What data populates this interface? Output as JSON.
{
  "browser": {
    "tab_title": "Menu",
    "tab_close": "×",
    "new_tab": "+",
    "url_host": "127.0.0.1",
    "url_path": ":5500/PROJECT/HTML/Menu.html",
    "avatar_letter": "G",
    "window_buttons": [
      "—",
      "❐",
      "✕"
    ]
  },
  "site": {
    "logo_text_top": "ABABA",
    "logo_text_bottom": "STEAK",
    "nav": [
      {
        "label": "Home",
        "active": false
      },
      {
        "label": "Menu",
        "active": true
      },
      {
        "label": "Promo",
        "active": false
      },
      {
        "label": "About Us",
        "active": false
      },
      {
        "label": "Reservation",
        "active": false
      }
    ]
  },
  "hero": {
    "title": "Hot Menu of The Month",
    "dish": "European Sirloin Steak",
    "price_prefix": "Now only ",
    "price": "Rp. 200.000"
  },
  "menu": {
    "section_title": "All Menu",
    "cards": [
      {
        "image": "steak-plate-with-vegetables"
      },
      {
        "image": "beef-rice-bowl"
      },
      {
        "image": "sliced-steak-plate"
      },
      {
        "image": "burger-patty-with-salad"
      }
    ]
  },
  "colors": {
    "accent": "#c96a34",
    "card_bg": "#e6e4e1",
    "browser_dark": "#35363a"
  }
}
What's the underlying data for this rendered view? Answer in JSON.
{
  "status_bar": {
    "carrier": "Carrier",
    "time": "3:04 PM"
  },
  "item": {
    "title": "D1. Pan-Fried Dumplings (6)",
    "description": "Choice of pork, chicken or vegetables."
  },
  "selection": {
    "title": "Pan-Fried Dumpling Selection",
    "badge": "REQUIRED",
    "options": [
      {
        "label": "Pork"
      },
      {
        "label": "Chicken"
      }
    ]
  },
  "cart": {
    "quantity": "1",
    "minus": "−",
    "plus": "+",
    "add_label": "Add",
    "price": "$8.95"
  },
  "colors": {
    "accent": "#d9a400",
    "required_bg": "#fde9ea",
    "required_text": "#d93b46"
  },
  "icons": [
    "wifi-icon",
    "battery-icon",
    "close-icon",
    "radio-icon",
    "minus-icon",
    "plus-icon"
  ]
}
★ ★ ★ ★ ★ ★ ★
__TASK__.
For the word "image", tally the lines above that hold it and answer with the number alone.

__THE COMPLETED TASK__.
4